--- Extracted data ---

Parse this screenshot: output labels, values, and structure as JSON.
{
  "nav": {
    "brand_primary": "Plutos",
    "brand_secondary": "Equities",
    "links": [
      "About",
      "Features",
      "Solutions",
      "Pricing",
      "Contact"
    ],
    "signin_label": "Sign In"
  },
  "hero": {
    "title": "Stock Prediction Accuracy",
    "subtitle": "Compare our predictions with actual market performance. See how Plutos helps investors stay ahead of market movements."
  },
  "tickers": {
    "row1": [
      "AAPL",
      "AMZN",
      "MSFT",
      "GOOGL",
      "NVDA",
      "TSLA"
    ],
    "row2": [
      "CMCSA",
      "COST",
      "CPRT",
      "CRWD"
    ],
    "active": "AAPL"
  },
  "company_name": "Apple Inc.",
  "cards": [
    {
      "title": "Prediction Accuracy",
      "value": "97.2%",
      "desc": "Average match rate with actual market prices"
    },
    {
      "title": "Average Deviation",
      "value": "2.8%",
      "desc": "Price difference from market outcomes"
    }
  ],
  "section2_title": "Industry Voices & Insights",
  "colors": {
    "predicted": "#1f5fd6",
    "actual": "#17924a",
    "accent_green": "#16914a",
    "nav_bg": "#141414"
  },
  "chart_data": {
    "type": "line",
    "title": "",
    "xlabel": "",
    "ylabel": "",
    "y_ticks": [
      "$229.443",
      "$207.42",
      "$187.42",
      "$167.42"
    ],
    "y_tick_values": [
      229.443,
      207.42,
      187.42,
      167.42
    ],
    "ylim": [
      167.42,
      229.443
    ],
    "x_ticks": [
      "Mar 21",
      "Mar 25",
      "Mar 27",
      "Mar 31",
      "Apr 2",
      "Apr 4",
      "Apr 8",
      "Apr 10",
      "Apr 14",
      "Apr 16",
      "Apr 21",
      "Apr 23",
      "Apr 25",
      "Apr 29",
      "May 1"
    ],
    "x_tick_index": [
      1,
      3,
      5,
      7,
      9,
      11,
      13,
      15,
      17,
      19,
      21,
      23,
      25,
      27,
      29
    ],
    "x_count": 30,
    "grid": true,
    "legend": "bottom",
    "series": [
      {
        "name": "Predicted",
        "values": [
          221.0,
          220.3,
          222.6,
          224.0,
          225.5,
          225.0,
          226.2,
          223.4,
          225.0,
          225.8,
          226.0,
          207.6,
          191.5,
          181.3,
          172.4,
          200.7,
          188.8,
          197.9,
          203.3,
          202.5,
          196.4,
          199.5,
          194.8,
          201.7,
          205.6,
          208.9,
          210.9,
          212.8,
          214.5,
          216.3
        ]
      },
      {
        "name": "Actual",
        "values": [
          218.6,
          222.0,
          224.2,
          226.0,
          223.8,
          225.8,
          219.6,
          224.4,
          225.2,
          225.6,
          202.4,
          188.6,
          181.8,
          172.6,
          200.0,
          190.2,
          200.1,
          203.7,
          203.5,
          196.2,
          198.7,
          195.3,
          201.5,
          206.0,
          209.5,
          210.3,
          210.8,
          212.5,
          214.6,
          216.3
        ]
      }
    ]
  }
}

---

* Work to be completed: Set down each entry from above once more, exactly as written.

* Response below:
Parse this screenshot: output labels, values, and structure as JSON.
{
  "nav": {
    "brand_primary": "Plutos",
    "brand_secondary": "Equities",
    "links": [
      "About",
      "Features",
      "Solutions",
      "Pricing",
      "Contact"
    ],
    "signin_label": "Sign In"
  },
  "hero": {
    "title": "Stock Prediction Accuracy",
    "subtitle": "Compare our predictions with actual market performance. See how Plutos helps investors stay ahead of market movements."
  },
  "tickers": {
    "row1": [
      "AAPL",
      "AMZN",
      "MSFT",
      "GOOGL",
      "NVDA",
      "TSLA"
    ],
    "row2": [
      "CMCSA",
      "COST",
      "CPRT",
      "CRWD"
    ],
    "active": "AAPL"
  },
  "company_name": "Apple Inc.",
  "cards": [
    {
      "title": "Prediction Accuracy",
      "value": "97.2%",
      "desc": "Average match rate with actual market prices"
    },
    {
      "title": "Average Deviation",
      "value": "2.8%",
      "desc": "Price difference from market outcomes"
    }
  ],
  "section2_title": "Industry Voices & Insights",
  "colors": {
    "predicted": "#1f5fd6",
    "actual": "#17924a",
    "accent_green": "#16914a",
    "nav_bg": "#141414"
  },
  "chart_data": {
    "type": "line",
    "title": "",
    "xlabel": "",
    "ylabel": "",
    "y_ticks": [
      "$229.443",
      "$207.42",
      "$187.42",
      "$167.42"
    ],
    "y_tick_values": [
      229.443,
      207.42,
      187.42,
      167.42
    ],
    "ylim": [
      167.42,
      229.443
    ],
    "x_ticks": [
      "Mar 21",
      "Mar 25",
      "Mar 27",
      "Mar 31",
      "Apr 2",
      "Apr 4",
      "Apr 8",
      "Apr 10",
      "Apr 14",
      "Apr 16",
      "Apr 21",
      "Apr 23",
      "Apr 25",
      "Apr 29",
      "May 1"
    ],
    "x_tick_index": [
      1,
      3,
      5,
      7,
      9,
      11,
      13,
      15,
      17,
      19,
      21,
      23,
      25,
      27,
      29
    ],
    "x_count": 30,
    "grid": true,
    "legend": "bottom",
    "series": [
      {
        "name": "Predicted",
        "values": [
          221.0,
          220.3,
          222.6,
          224.0,
          225.5,
          225.0,
          226.2,
          223.4,
          225.0,
          225.8,
          226.0,
          207.6,
          191.5,
          181.3,
          172.4,
          200.7,
          188.8,
          197.9,
          203.3,
          202.5,
          196.4,
          199.5,
          194.8,
          201.7,
          205.6,
          208.9,
          210.9,
          212.8,
          214.5,
          216.3
        ]
      },
      {
        "name": "Actual",
        "values": [
          218.6,
          222.0,
          224.2,
          226.0,
          223.8,
          225.8,
          219.6,
          224.4,
          225.2,
          225.6,
          202.4,
          188.6,
          181.8,
          172.6,
          200.0,
          190.2,
          200.1,
          203.7,
          203.5,
          196.2,
          198.7,
          195.3,
          201.5,
          206.0,
          209.5,
          210.3,
          210.8,
          212.5,
          214.6,
          216.3
        ]
      }
    ]
  }
}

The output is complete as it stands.